Speculation is mounting that landlords could be given a tax break in the Autumn Budget when selling properties for their long-term tenants.
Reports at the weekend suggested the Autumn Budget, looking for 29 October, could bring a cut in capital gains tax (CGT) for buy-to-let investors selling to tenants.
Here, we take a look at the budget speculation for landlords, and provide suggestions about how taxation works on property works.
Could landlords get a capital gains tax break?
Landlords might be offered favourable tax terms if they target existing tenants who've lived in their property not less than 3 years.
The Sunday Times says the proposal, which was raised by the Conservative think tank Onward, is under consideration for inclusion within the upcoming Budget announcement.
Under the proposal, landlords wouldn't need to pay CGT when they sell their houses to long-term tenants, using the profits on capital growth instead being split between them and the tenant.
Currently, landlords who sell a rental property be forced to pay CGT of up to 28% on profits once they sell a property.

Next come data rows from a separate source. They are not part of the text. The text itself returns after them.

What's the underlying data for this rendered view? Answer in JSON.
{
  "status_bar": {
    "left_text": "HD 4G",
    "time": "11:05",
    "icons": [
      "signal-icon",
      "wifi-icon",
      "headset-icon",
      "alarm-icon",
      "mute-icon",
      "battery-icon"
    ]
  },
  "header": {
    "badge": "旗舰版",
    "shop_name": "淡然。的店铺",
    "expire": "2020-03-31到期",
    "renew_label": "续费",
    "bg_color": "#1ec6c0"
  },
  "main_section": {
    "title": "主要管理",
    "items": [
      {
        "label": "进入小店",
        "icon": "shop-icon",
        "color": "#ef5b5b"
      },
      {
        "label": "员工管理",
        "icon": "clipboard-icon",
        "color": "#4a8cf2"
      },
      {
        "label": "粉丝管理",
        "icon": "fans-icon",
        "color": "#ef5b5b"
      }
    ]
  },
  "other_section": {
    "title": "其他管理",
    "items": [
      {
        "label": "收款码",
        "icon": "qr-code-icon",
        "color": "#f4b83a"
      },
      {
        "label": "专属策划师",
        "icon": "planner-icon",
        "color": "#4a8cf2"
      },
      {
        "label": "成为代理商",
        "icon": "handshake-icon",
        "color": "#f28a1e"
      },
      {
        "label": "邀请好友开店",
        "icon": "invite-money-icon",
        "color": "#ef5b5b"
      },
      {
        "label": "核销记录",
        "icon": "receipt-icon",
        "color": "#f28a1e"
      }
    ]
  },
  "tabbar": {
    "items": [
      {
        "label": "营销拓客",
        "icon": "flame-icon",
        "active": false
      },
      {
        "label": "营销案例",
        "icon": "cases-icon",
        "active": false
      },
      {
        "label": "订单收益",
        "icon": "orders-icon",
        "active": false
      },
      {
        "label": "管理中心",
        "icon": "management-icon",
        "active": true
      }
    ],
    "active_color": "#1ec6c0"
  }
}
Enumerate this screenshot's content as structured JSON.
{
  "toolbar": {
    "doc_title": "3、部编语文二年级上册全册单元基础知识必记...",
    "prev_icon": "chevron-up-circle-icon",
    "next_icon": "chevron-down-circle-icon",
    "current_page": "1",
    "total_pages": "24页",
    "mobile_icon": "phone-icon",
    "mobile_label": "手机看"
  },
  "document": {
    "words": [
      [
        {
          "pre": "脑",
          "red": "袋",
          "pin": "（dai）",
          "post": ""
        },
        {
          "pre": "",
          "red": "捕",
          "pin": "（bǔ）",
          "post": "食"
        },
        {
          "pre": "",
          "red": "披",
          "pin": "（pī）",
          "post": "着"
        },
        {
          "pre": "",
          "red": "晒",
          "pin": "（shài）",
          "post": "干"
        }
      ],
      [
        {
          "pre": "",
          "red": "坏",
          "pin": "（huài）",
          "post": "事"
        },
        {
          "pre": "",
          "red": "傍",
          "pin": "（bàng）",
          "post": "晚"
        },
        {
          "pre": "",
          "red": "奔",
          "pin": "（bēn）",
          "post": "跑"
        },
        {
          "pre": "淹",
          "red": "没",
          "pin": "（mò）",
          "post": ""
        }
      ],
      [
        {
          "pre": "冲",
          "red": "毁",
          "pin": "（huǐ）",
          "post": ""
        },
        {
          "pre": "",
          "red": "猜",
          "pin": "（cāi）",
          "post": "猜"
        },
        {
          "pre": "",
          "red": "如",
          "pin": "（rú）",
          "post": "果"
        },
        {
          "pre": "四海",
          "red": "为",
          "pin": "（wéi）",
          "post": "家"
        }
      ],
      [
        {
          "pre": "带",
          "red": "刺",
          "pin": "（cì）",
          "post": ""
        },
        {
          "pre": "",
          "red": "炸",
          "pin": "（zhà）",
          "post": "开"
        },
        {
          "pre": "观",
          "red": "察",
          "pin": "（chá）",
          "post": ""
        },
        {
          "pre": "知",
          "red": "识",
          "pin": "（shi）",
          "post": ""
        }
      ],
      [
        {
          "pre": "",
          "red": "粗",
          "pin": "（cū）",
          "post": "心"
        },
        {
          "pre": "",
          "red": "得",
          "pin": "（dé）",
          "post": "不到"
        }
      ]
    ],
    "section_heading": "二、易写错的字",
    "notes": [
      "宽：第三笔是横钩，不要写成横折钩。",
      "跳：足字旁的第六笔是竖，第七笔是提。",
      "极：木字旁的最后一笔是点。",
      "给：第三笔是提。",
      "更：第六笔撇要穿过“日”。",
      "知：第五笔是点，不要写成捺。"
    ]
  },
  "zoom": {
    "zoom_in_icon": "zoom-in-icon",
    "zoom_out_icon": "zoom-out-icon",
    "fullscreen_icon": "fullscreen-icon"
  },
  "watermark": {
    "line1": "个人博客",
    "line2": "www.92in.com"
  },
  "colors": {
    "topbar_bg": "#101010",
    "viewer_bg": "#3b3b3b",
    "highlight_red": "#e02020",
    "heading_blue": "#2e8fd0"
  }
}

The Residential Landlords Association has suggested the modification would likely make landlords more prepared to offer longer tenancies, but says refunding landlords the additional 3% stamp duty levy should they sell to a sitting tenant would be 'more suitable'.
How would it affect landlords?
Onward states that its proposal would cost lb1.3bn a year, and that up to 50 % millions of households could benefit over 5 years.
The think tank estimates a typical capital gain per property of lb15,000 – meaning the landlord and also the buyer would each get lb7,500.
In London, meanwhile, it estimates the windfall could be around lb19,500 each for landlord and buyer.
Capital gains tax for landlords
If you sell a good investment property, you'll need to pay capital gains tax (CGT) in your profits. CGT is charged at a higher rate on property than other assets.
Basic-rate taxpayers pay 18%, and better and additional-rate taxpayers pay 28% on property sales.
All taxpayers come with an annual CGT allowance – in 2022-19 you may make tax-free capital gains of up to lb11,700.
You can also deduct specific costs for example stamp duty, improvements towards the property and portfolio costs. For example, for those who have several properties and you sell one baffled, you are able to offset this against the others.
To find out more about deductions as well as for a worked example on how CGT works, take a look at our full guide on capital gains tax on property.
Capital gains tax on property: the basics
Budget speculation for buy-to-let investors
While this proposal might not come to fruition, it arrives at a time of uncertainty around the government's intentions to bring in mandatory three-year tenancy periods.
The plans, that have been met with resistance by landlord groups, would involve tenants being entitled to a three-year initial agreement, with a break clause red carpet months. If the proposal goes ahead, it’s possible the federal government may turn to provide incentives to inspire longer-term tenancies and eventually, fuel more sales to first-time buyers.
There could also be an update around the Tenant Fees Bill in the Autumn Budget.
The bill is placed because of its second reading in the House of Lords today, meaning it's closer than before to coming into law.
The new rules would ban agent fees charged to tenants, and cap all the rent landlords or their letting agents can ask for up front (likely to be six weeks). It remains likely that this bill will be to law at some stage in 2022.